### Brief
Every record must be copied out exactly.

### Extracted records
● ● ● ● ●

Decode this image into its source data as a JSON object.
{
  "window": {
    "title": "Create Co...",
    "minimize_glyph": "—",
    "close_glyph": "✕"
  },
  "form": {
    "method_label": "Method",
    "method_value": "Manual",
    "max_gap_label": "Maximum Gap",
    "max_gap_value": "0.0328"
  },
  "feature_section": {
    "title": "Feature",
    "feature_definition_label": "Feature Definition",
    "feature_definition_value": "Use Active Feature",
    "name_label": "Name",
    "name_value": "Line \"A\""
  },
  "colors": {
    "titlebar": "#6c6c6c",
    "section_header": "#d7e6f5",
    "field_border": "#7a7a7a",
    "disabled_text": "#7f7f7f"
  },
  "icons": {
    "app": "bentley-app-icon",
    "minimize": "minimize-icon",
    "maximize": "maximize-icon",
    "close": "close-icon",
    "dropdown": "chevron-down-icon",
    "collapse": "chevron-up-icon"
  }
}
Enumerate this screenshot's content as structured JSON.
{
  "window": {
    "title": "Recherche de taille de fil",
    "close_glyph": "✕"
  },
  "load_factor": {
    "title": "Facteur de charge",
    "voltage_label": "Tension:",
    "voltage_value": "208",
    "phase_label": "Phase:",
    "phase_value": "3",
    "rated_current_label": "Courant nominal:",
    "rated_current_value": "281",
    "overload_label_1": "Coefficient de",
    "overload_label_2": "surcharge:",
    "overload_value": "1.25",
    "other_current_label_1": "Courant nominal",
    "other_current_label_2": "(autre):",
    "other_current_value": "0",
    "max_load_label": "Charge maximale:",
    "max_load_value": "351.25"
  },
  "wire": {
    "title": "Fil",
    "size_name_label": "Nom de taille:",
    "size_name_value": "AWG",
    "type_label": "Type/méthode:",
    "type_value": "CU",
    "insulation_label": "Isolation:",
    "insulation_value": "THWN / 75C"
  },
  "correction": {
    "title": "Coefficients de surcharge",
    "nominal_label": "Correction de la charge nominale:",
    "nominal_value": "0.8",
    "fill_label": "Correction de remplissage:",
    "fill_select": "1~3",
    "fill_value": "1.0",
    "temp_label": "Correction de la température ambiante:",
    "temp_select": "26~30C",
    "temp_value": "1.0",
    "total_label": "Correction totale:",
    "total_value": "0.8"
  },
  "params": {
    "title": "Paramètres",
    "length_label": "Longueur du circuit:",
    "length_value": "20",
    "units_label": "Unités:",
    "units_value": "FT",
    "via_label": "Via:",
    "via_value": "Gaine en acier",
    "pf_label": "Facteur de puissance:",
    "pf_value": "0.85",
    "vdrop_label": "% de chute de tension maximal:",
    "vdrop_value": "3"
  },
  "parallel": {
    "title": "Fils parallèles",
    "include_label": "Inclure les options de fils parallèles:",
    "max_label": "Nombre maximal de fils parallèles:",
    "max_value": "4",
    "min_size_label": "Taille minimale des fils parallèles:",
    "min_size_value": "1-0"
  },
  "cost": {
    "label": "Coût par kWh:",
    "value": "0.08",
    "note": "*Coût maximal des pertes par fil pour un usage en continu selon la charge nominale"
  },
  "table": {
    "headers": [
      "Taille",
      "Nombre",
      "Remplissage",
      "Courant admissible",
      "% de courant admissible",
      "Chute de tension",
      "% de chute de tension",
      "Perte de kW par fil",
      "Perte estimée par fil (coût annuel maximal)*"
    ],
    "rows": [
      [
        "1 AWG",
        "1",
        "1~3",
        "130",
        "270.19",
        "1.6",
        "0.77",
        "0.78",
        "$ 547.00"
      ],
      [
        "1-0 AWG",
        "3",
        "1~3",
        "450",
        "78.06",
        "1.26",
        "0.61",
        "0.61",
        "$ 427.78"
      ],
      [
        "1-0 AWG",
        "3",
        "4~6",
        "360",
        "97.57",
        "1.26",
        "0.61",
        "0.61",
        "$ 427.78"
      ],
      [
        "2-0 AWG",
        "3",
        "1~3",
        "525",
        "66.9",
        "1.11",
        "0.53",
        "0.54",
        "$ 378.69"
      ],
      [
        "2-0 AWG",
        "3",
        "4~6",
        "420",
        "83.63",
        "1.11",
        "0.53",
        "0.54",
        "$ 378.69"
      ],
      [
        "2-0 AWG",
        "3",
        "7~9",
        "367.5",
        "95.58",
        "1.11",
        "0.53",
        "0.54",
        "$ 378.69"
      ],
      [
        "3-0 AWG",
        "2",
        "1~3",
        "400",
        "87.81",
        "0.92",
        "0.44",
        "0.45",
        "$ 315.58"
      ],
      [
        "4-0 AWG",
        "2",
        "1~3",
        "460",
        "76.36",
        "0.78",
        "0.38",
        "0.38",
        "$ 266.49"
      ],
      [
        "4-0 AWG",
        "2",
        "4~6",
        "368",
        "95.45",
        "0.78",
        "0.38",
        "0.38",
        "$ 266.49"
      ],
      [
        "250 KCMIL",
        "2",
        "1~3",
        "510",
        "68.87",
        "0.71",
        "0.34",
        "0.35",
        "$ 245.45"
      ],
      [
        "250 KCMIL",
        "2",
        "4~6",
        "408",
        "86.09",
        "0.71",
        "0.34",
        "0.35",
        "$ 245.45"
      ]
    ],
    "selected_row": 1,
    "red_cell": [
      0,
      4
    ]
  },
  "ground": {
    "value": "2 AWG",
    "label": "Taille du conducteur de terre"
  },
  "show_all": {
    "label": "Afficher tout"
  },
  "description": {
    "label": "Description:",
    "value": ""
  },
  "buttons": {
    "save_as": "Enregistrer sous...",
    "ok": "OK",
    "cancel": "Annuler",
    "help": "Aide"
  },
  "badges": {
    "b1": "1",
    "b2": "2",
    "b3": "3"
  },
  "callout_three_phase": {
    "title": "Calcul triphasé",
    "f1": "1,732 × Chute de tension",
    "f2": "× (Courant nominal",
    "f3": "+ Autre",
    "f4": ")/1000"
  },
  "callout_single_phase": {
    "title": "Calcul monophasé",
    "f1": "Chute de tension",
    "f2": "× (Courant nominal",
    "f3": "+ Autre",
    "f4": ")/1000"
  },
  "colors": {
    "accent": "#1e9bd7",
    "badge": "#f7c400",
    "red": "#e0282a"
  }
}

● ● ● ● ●

### Result
Decode this image into its source data as a JSON object.
{
  "window": {
    "title": "Create Co...",
    "minimize_glyph": "—",
    "close_glyph": "✕"
  },
  "form": {
    "method_label": "Method",
    "method_value": "Manual",
    "max_gap_label": "Maximum Gap",
    "max_gap_value": "0.0328"
  },
  "feature_section": {
    "title": "Feature",
    "feature_definition_label": "Feature Definition",
    "feature_definition_value": "Use Active Feature",
    "name_label": "Name",
    "name_value": "Line \"A\""
  },
  "colors": {
    "titlebar": "#6c6c6c",
    "section_header": "#d7e6f5",
    "field_border": "#7a7a7a",
    "disabled_text": "#7f7f7f"
  },
  "icons": {
    "app": "bentley-app-icon",
    "minimize": "minimize-icon",
    "maximize": "maximize-icon",
    "close": "close-icon",
    "dropdown": "chevron-down-icon",
    "collapse": "chevron-up-icon"
  }
}
Enumerate this screenshot's content as structured JSON.
{
  "window": {
    "title": "Recherche de taille de fil",
    "close_glyph": "✕"
  },
  "load_factor": {
    "title": "Facteur de charge",
    "voltage_label": "Tension:",
    "voltage_value": "208",
    "phase_label": "Phase:",
    "phase_value": "3",
    "rated_current_label": "Courant nominal:",
    "rated_current_value": "281",
    "overload_label_1": "Coefficient de",
    "overload_label_2": "surcharge:",
    "overload_value": "1.25",
    "other_current_label_1": "Courant nominal",
    "other_current_label_2": "(autre):",
    "other_current_value": "0",
    "max_load_label": "Charge maximale:",
    "max_load_value": "351.25"
  },
  "wire": {
    "title": "Fil",
    "size_name_label": "Nom de taille:",
    "size_name_value": "AWG",
    "type_label": "Type/méthode:",
    "type_value": "CU",
    "insulation_label": "Isolation:",
    "insulation_value": "THWN / 75C"
  },
  "correction": {
    "title": "Coefficients de surcharge",
    "nominal_label": "Correction de la charge nominale:",
    "nominal_value": "0.8",
    "fill_label": "Correction de remplissage:",
    "fill_select": "1~3",
    "fill_value": "1.0",
    "temp_label": "Correction de la température ambiante:",
    "temp_select": "26~30C",
    "temp_value": "1.0",
    "total_label": "Correction totale:",
    "total_value": "0.8"
  },
  "params": {
    "title": "Paramètres",
    "length_label": "Longueur du circuit:",
    "length_value": "20",
    "units_label": "Unités:",
    "units_value": "FT",
    "via_label": "Via:",
    "via_value": "Gaine en acier",
    "pf_label": "Facteur de puissance:",
    "pf_value": "0.85",
    "vdrop_label": "% de chute de tension maximal:",
    "vdrop_value": "3"
  },
  "parallel": {
    "title": "Fils parallèles",
    "include_label": "Inclure les options de fils parallèles:",
    "max_label": "Nombre maximal de fils parallèles:",
    "max_value": "4",
    "min_size_label": "Taille minimale des fils parallèles:",
    "min_size_value": "1-0"
  },
  "cost": {
    "label": "Coût par kWh:",
    "value": "0.08",
    "note": "*Coût maximal des pertes par fil pour un usage en continu selon la charge nominale"
  },
  "table": {
    "headers": [
      "Taille",
      "Nombre",
      "Remplissage",
      "Courant admissible",
      "% de courant admissible",
      "Chute de tension",
      "% de chute de tension",
      "Perte de kW par fil",
      "Perte estimée par fil (coût annuel maximal)*"
    ],
    "rows": [
      [
        "1 AWG",
        "1",
        "1~3",
        "130",
        "270.19",
        "1.6",
        "0.77",
        "0.78",
        "$ 547.00"
      ],
      [
        "1-0 AWG",
        "3",
        "1~3",
        "450",
        "78.06",
        "1.26",
        "0.61",
        "0.61",
        "$ 427.78"
      ],
      [
        "1-0 AWG",
        "3",
        "4~6",
        "360",
        "97.57",
        "1.26",
        "0.61",
        "0.61",
        "$ 427.78"
      ],
      [
        "2-0 AWG",
        "3",
        "1~3",
        "525",
        "66.9",
        "1.11",
        "0.53",
        "0.54",
        "$ 378.69"
      ],
      [
        "2-0 AWG",
        "3",
        "4~6",
        "420",
        "83.63",
        "1.11",
        "0.53",
        "0.54",
        "$ 378.69"
      ],
      [
        "2-0 AWG",
        "3",
        "7~9",
        "367.5",
        "95.58",
        "1.11",
        "0.53",
        "0.54",
        "$ 378.69"
      ],
      [
        "3-0 AWG",
        "2",
        "1~3",
        "400",
        "87.81",
        "0.92",
        "0.44",
        "0.45",
        "$ 315.58"
      ],
      [
        "4-0 AWG",
        "2",
        "1~3",
        "460",
        "76.36",
        "0.78",
        "0.38",
        "0.38",
        "$ 266.49"
      ],
      [
        "4-0 AWG",
        "2",
        "4~6",
        "368",
        "95.45",
        "0.78",
        "0.38",
        "0.38",
        "$ 266.49"
      ],
      [
        "250 KCMIL",
        "2",
        "1~3",
        "510",
        "68.87",
        "0.71",
        "0.34",
        "0.35",
        "$ 245.45"
      ],
      [
        "250 KCMIL",
        "2",
        "4~6",
        "408",
        "86.09",
        "0.71",
        "0.34",
        "0.35",
        "$ 245.45"
      ]
    ],
    "selected_row": 1,
    "red_cell": [
      0,
      4
    ]
  },
  "ground": {
    "value": "2 AWG",
    "label": "Taille du conducteur de terre"
  },
  "show_all": {
    "label": "Afficher tout"
  },
  "description": {
    "label": "Description:",
    "value": ""
  },
  "buttons": {
    "save_as": "Enregistrer sous...",
    "ok": "OK",
    "cancel": "Annuler",
    "help": "Aide"
  },
  "badges": {
    "b1": "1",
    "b2": "2",
    "b3": "3"
  },
  "callout_three_phase": {
    "title": "Calcul triphasé",
    "f1": "1,732 × Chute de tension",
    "f2": "× (Courant nominal",
    "f3": "+ Autre",
    "f4": ")/1000"
  },
  "callout_single_phase": {
    "title": "Calcul monophasé",
    "f1": "Chute de tension",
    "f2": "× (Courant nominal",
    "f3": "+ Autre",
    "f4": ")/1000"
  },
  "colors": {
    "accent": "#1e9bd7",
    "badge": "#f7c400",
    "red": "#e0282a"
  }
}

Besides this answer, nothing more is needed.